Information from Thato Mokobi, the COSBOTS CEO, is to the essence that so far a dual of radio stations has honored the move but is upbeat that the rest of the frequencies will follow suit.
The organization’s mandate is to oversee the rewarding of talents that have either created content or are performing an existing piece which goes to them on a third-party mandate.
COSBOTS will be registering new copyright material from artistes before it hits the airwaves via a trio-pronged procedure. Initially, the talents have to give the organization copies of their original or third-party works, with the next stage entailing the party of panelists reviewing the copies to determine originality. Finally, the copyright will be going directly to the originator.
Radio stations on the other hand have to allocate royalties to the artistes according to the radio play that the work receives. The allocation of revenue will depend on the kind of permit that the broadcasting channel has in its programming, as well as, its revenue base, which ought to reflect how much it can churn out for the particular artiste’s commission. The example that the copyright body provides is that a station with 70% share of music play vis-à-vis 30% talk show segment, will pay more than one in which the two broadcasting segments feature on a half-half basis. Furthermore, the organization will also be prying into the station’s revenue base, to present it with a royalty fee that represents the kind of financial muscle that it has.
Botswana has a quadruple of radio stations that features local and international content, including music. The government controls two of these, including Radio Botswana 1 and 2, with the former being public-funded, while the other attracts revenue from commercials. The independent broadcasters in the country include Gabz FM and Tarona Fm, all of which air their services from the capital, Gaborone.
The radio dispensation in Botswana is a relatively new phenomenon, for a check at the government stations shows that they launched the services in 2000, starting with non-commercial content.
Despite the youth of its FM radio niche, Botswana enjoys a thriving communications sector because of the technological access and nearness to a media epicenter that is South Africa, its southern neighbor.

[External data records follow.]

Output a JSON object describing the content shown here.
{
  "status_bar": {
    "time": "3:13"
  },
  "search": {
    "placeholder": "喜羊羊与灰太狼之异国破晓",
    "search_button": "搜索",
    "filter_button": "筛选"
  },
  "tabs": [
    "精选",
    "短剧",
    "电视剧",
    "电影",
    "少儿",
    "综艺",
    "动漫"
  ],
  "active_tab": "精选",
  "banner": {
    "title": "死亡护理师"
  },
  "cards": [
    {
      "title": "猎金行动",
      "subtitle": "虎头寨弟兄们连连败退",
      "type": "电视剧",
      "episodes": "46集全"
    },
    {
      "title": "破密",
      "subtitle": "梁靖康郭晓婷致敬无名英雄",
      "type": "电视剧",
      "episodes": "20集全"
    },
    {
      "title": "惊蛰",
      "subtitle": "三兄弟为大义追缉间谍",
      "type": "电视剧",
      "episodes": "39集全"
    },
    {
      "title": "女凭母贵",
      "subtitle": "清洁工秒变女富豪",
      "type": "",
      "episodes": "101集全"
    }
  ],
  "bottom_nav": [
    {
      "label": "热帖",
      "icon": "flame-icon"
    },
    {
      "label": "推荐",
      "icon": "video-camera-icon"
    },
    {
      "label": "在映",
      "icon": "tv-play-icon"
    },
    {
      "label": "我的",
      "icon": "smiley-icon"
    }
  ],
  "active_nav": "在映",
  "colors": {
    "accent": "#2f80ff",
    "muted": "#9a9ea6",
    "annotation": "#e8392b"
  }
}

Like all other countries on the globe that perpetuate the culture of fair radio play, Botswana, particularly via COSBOTS, realizes the importance of fighting piracy over the airwaves by giving the artiste a fair deal. This is why the state had to establish the copyright body to ensure that radio play does not eclipse the artistic merit, on a financial scale.
As a reflection of how important this issue has become, the copyright authority has also began netting disk jockeys, who the officials say are already cooperating by undergoing registration.